* _THE TASK_: Copy every line that holds the string "views" from the data below.

Website and app data records:
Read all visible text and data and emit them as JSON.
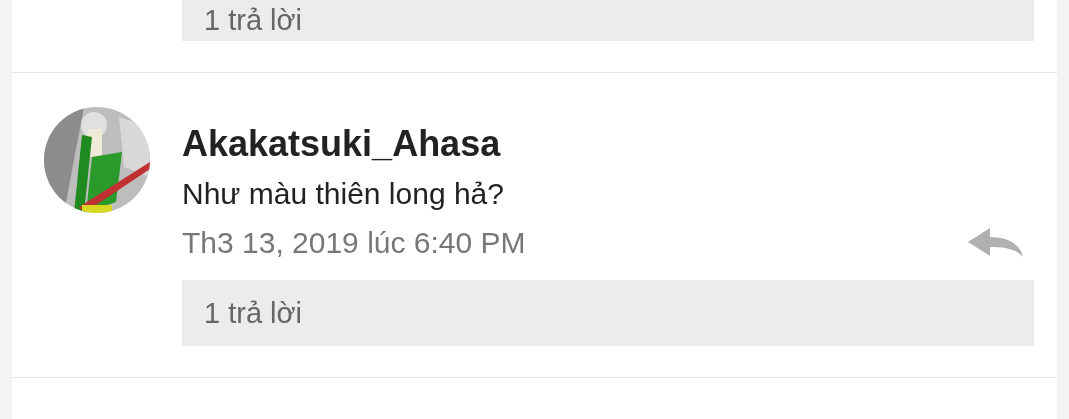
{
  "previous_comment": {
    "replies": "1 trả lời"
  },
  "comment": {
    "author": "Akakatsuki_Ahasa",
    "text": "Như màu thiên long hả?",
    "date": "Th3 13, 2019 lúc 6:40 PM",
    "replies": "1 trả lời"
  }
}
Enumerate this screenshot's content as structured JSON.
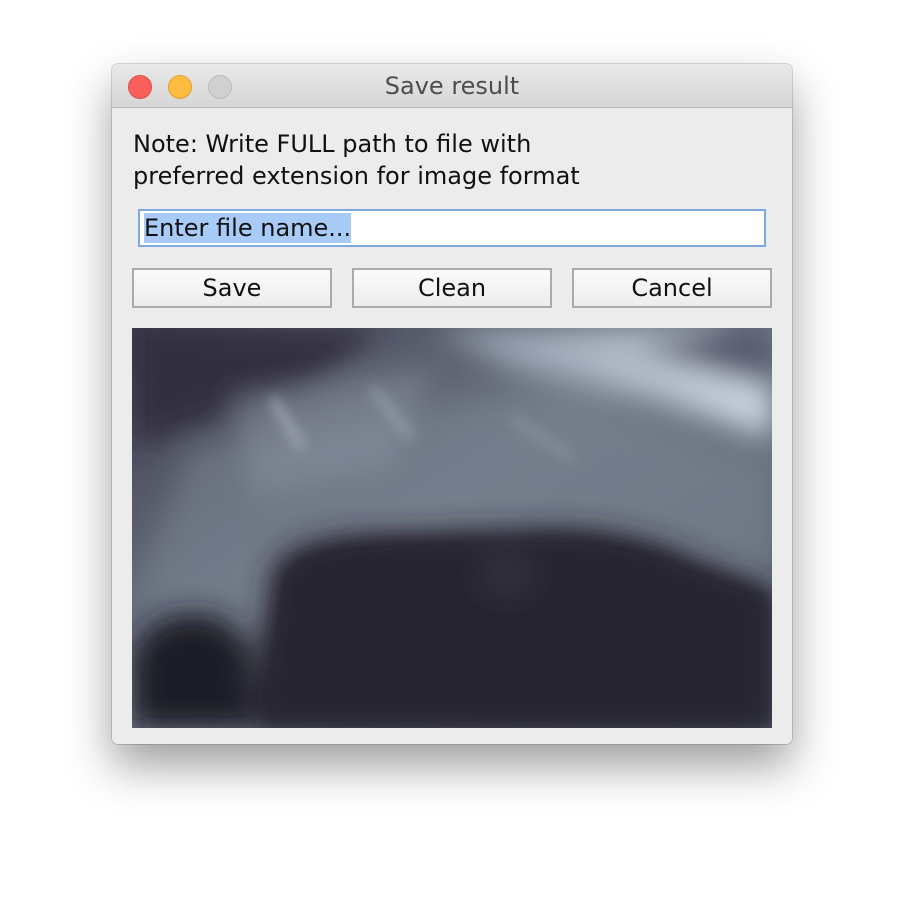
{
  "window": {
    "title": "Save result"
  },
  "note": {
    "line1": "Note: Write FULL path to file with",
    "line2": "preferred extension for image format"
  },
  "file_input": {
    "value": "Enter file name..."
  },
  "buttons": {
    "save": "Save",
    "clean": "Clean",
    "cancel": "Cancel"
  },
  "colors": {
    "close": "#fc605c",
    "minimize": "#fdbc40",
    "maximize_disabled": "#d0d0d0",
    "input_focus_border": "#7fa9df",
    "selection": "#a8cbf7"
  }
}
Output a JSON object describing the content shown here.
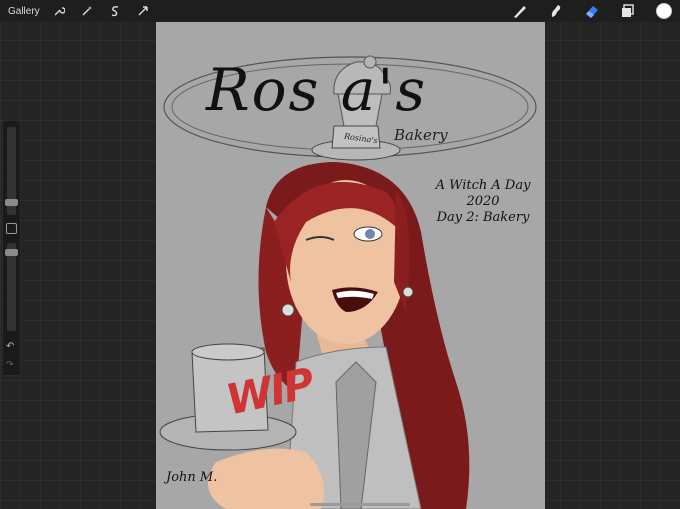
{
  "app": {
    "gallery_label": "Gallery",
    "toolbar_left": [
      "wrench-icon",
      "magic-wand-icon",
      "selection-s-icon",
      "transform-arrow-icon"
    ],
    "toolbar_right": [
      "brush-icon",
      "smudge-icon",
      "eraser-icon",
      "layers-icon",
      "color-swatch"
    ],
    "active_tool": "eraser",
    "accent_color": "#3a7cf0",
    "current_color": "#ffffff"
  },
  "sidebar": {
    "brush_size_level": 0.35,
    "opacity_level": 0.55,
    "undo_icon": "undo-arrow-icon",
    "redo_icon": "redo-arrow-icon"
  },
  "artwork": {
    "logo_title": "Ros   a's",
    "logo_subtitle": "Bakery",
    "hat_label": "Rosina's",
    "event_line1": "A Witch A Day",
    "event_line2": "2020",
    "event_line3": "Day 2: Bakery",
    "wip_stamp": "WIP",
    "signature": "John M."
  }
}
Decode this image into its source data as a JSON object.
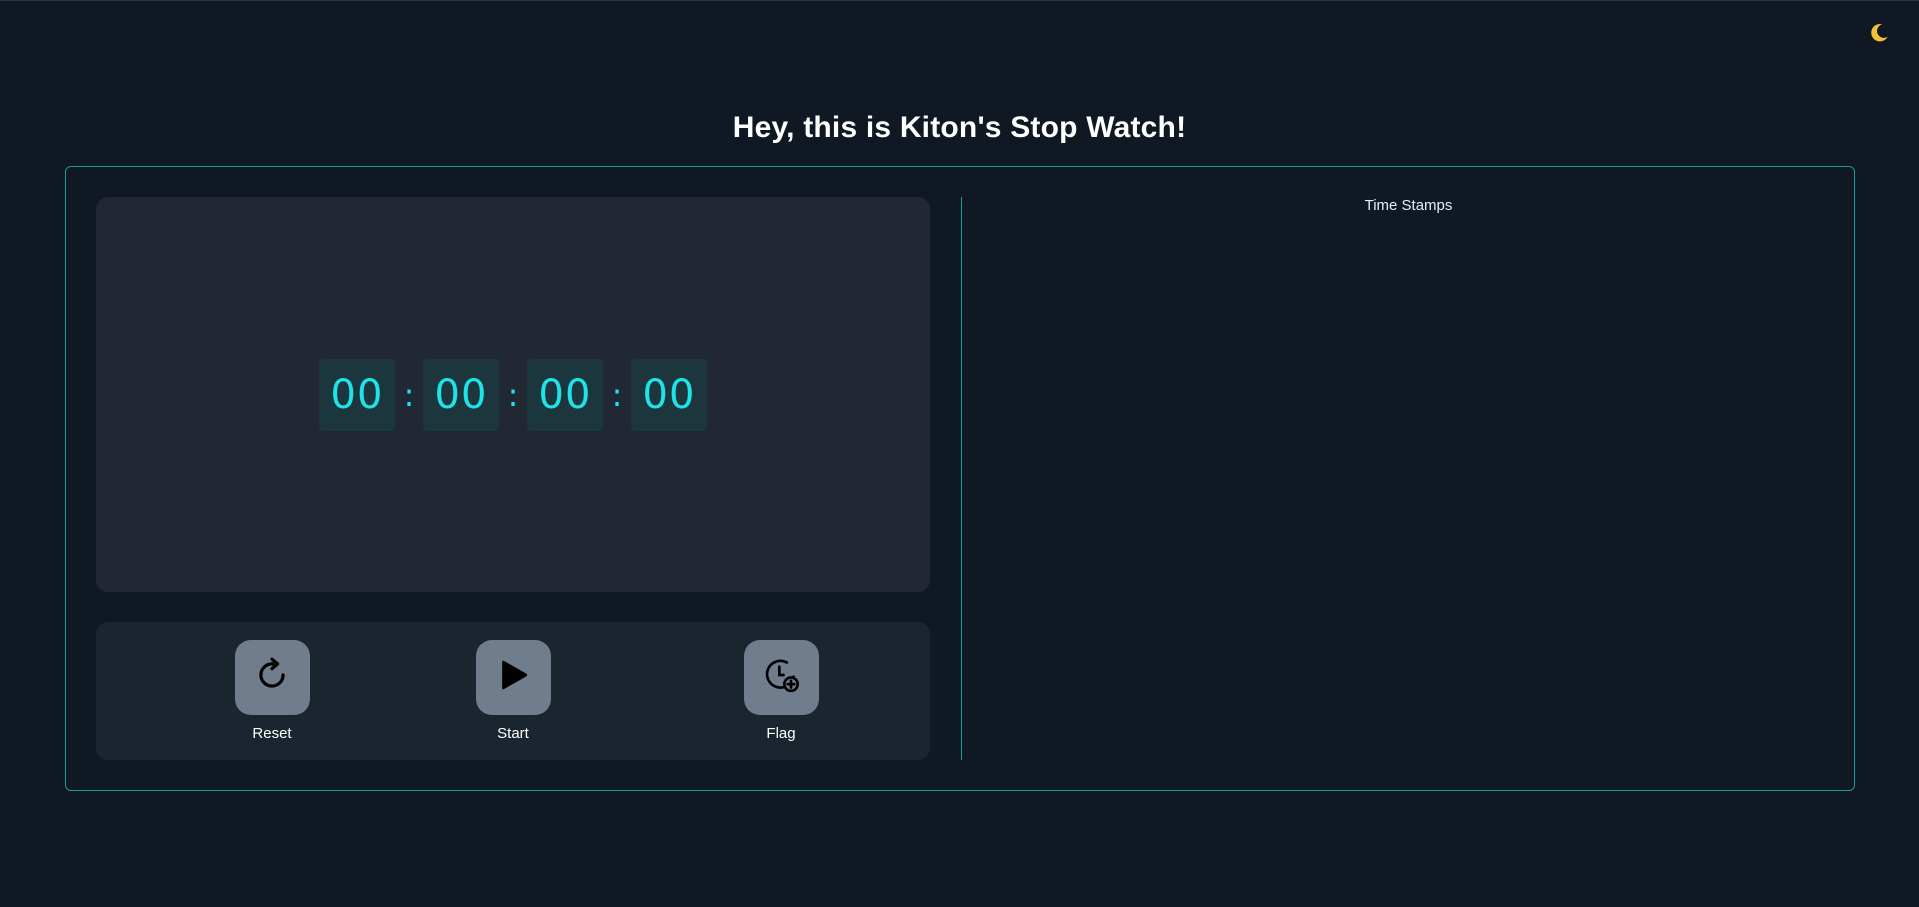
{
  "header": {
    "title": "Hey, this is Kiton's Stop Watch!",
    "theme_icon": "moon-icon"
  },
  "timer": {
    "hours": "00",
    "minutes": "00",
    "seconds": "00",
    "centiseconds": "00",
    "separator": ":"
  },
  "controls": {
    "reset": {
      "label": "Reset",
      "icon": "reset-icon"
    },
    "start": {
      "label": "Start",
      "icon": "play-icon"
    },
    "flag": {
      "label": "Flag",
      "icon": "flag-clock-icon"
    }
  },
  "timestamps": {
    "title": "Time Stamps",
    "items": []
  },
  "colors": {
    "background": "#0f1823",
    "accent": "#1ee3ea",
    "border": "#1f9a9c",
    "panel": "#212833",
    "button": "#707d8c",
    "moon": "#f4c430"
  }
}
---
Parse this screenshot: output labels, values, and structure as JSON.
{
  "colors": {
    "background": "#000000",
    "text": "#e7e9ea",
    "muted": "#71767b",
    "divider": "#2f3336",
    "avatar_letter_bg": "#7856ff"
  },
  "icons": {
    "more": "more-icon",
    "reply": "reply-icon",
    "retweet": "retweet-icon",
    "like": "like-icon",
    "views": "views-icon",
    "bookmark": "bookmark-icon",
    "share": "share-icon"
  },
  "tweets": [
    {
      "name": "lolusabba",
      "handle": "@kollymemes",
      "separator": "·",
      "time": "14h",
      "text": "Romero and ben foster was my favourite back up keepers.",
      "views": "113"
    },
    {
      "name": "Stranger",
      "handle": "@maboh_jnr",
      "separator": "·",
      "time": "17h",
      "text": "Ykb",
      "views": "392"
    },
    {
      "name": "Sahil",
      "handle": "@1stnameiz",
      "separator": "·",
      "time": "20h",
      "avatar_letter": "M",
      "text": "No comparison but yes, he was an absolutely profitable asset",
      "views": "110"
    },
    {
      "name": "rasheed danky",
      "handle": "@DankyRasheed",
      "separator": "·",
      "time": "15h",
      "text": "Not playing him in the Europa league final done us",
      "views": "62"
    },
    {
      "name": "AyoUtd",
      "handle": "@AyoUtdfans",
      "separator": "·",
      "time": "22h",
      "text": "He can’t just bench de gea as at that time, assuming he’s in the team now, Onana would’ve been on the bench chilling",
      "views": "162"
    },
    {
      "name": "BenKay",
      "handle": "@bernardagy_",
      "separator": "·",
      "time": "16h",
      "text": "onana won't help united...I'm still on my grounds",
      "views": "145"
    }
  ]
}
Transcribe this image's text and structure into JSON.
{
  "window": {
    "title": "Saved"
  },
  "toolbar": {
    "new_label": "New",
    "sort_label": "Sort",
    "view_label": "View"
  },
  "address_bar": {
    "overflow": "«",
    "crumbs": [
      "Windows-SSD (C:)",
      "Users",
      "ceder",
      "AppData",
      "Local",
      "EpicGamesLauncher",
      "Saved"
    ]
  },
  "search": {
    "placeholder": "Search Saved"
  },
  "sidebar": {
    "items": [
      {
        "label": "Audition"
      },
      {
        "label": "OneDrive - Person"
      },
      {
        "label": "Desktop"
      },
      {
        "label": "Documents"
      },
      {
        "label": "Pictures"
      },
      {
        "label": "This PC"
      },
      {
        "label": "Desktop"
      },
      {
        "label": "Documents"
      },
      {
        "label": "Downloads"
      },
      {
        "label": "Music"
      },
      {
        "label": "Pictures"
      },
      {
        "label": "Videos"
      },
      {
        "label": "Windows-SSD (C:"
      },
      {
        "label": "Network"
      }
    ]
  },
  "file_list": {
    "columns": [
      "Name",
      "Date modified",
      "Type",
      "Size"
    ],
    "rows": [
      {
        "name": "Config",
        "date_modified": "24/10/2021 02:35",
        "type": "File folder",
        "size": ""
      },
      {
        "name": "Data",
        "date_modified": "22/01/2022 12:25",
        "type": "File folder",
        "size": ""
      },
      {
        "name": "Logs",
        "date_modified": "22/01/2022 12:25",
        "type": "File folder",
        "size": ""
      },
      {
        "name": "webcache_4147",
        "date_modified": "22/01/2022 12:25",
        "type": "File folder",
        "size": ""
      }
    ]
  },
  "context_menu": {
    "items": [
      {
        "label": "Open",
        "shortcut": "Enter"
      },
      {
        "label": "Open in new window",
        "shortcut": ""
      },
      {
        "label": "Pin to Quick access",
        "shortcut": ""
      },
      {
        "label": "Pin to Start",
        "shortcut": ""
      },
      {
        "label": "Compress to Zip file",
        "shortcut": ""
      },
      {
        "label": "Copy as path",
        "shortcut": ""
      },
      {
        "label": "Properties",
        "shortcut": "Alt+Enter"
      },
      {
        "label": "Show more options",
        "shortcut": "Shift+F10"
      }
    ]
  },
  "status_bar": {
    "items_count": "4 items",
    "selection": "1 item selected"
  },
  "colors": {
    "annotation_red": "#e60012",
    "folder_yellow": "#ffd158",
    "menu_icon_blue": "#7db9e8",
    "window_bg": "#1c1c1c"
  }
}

* _SOLUTION FOR THIS PROBLEM_:
    "views": "views-icon",
      "views": "113"
      "views": "392"
      "views": "110"
      "views": "62"
      "views": "162"
      "views": "145"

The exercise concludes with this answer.